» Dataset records
══════

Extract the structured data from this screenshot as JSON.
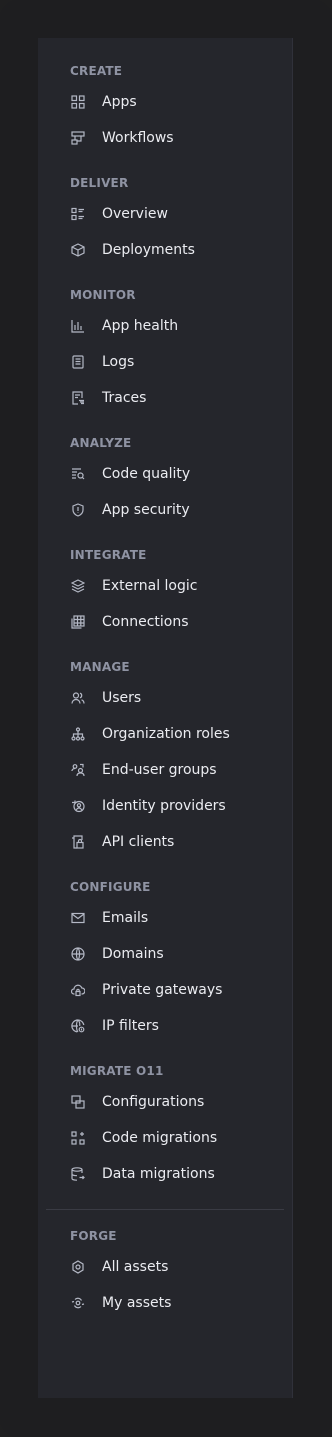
{
  "sidebar": {
    "sections": [
      {
        "title": "CREATE",
        "items": [
          {
            "label": "Apps",
            "icon": "apps-icon"
          },
          {
            "label": "Workflows",
            "icon": "workflows-icon"
          }
        ]
      },
      {
        "title": "DELIVER",
        "items": [
          {
            "label": "Overview",
            "icon": "overview-icon"
          },
          {
            "label": "Deployments",
            "icon": "box-icon"
          }
        ]
      },
      {
        "title": "MONITOR",
        "items": [
          {
            "label": "App health",
            "icon": "bar-chart-icon"
          },
          {
            "label": "Logs",
            "icon": "document-icon"
          },
          {
            "label": "Traces",
            "icon": "trace-icon"
          }
        ]
      },
      {
        "title": "ANALYZE",
        "items": [
          {
            "label": "Code quality",
            "icon": "search-list-icon"
          },
          {
            "label": "App security",
            "icon": "shield-icon"
          }
        ]
      },
      {
        "title": "INTEGRATE",
        "items": [
          {
            "label": "External logic",
            "icon": "layers-icon"
          },
          {
            "label": "Connections",
            "icon": "table-icon"
          }
        ]
      },
      {
        "title": "MANAGE",
        "items": [
          {
            "label": "Users",
            "icon": "users-icon"
          },
          {
            "label": "Organization roles",
            "icon": "org-chart-icon"
          },
          {
            "label": "End-user groups",
            "icon": "user-group-icon"
          },
          {
            "label": "Identity providers",
            "icon": "identity-icon"
          },
          {
            "label": "API clients",
            "icon": "api-client-icon"
          }
        ]
      },
      {
        "title": "CONFIGURE",
        "items": [
          {
            "label": "Emails",
            "icon": "mail-icon"
          },
          {
            "label": "Domains",
            "icon": "globe-icon"
          },
          {
            "label": "Private gateways",
            "icon": "cloud-lock-icon"
          },
          {
            "label": "IP filters",
            "icon": "globe-filter-icon"
          }
        ]
      },
      {
        "title": "MIGRATE O11",
        "items": [
          {
            "label": "Configurations",
            "icon": "config-icon"
          },
          {
            "label": "Code migrations",
            "icon": "code-migration-icon"
          },
          {
            "label": "Data migrations",
            "icon": "database-icon"
          }
        ]
      },
      {
        "title": "FORGE",
        "items": [
          {
            "label": "All assets",
            "icon": "forge-icon"
          },
          {
            "label": "My assets",
            "icon": "my-assets-icon"
          }
        ]
      }
    ]
  }
}
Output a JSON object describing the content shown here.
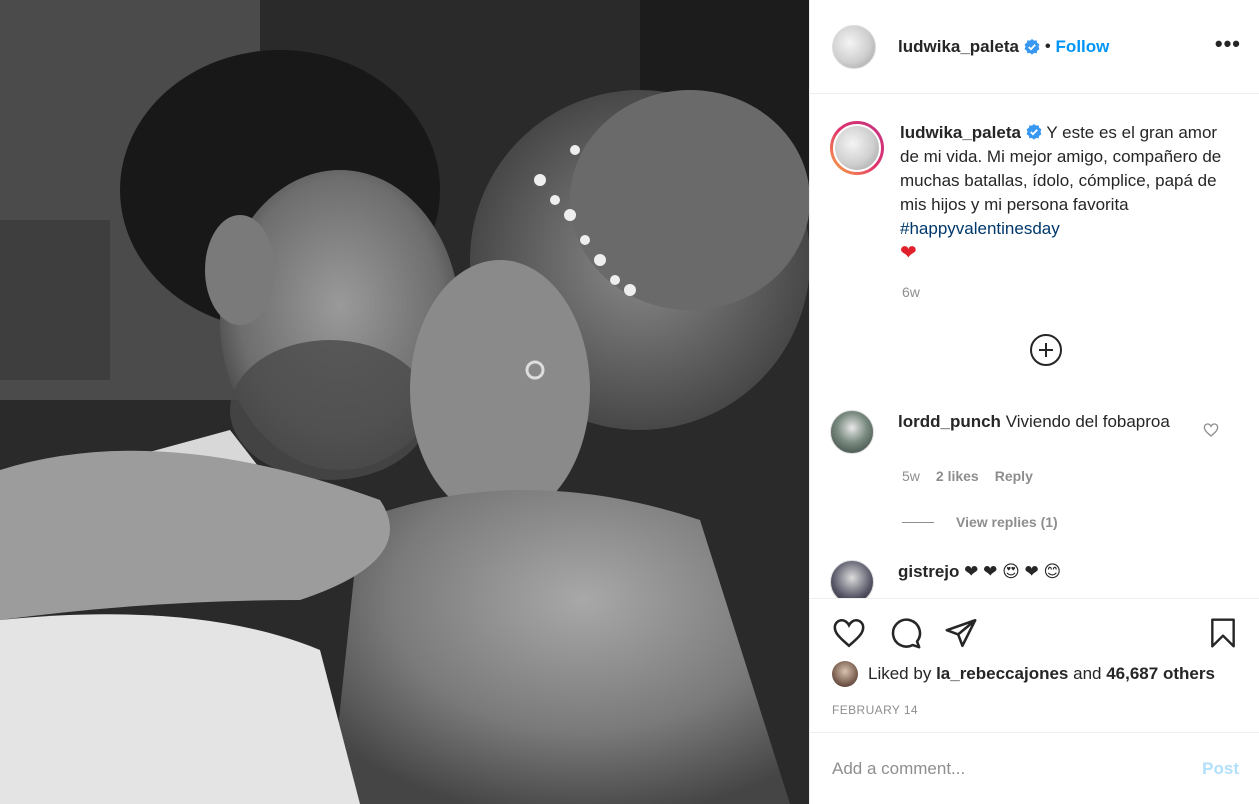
{
  "post": {
    "author": "ludwika_paleta",
    "follow_label": "Follow",
    "separator": "•",
    "more_label": "•••",
    "image_alt": "Black and white photo of a couple embracing",
    "caption": {
      "username": "ludwika_paleta",
      "text": "Y este es el gran amor de mi vida. Mi mejor amigo, compañero de muchas batallas, ídolo, cómplice, papá de mis hijos y mi persona favorita",
      "hashtag": "#happyvalentinesday",
      "emoji": "❤",
      "time": "6w"
    },
    "load_more_icon": "plus-circle-icon",
    "comments": [
      {
        "username": "lordd_punch",
        "text": "Viviendo del fobaproa",
        "time": "5w",
        "likes": "2 likes",
        "reply_label": "Reply",
        "view_replies": "View replies (1)"
      },
      {
        "username": "gistrejo",
        "text": "❤ ❤ 😍 ❤ 😊"
      }
    ],
    "liked_by_prefix": "Liked by",
    "liked_by_user": "la_rebeccajones",
    "liked_by_and": "and",
    "liked_by_others": "46,687 others",
    "date": "FEBRUARY 14",
    "add_comment_placeholder": "Add a comment...",
    "post_label": "Post"
  },
  "colors": {
    "accent": "#0095f6",
    "hashtag": "#00376b",
    "muted": "#8e8e8e",
    "post_disabled": "#b2dffc",
    "heart": "#e0202a"
  }
}
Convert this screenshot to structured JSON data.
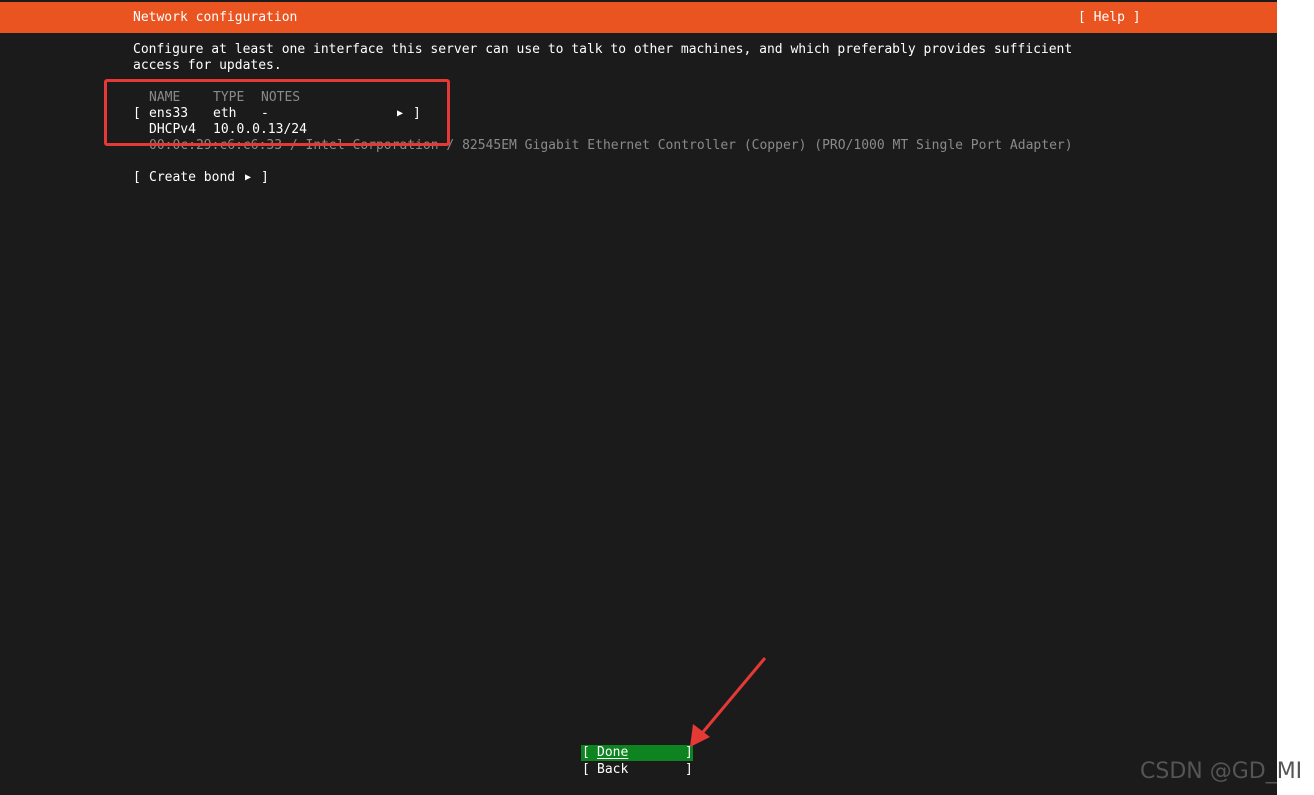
{
  "header": {
    "title": "Network configuration",
    "help_label": "[ Help ]"
  },
  "intro": {
    "line1": "Configure at least one interface this server can use to talk to other machines, and which preferably provides sufficient",
    "line2": "access for updates."
  },
  "table": {
    "columns": [
      "NAME",
      "TYPE",
      "NOTES"
    ],
    "interfaces": [
      {
        "open_bracket": "[",
        "name": "ens33",
        "type": "eth",
        "notes": "-",
        "arrow_icon": "right-triangle",
        "close_bracket": "]",
        "address_method": "DHCPv4",
        "address": "10.0.0.13/24",
        "hardware": "00:0c:29:c6:c6:33 / Intel Corporation / 82545EM Gigabit Ethernet Controller (Copper) (PRO/1000 MT Single Port Adapter)"
      }
    ]
  },
  "create_bond": {
    "open_bracket": "[",
    "label": "Create bond",
    "close_bracket": "]"
  },
  "footer_buttons": {
    "done": {
      "open": "[",
      "label": "Done",
      "close": "]"
    },
    "back": {
      "open": "[",
      "label": "Back",
      "close": "]"
    }
  },
  "watermark": "CSDN @GD_MI",
  "colors": {
    "header_bg": "#e95420",
    "background": "#1b1b1b",
    "selected_button_bg": "#0e8420",
    "annotation_red": "#e53935"
  }
}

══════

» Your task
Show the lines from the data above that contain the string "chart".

» Answer to the exercise
            "icon": "bar-chart-icon"
            "icon": "org-chart-icon"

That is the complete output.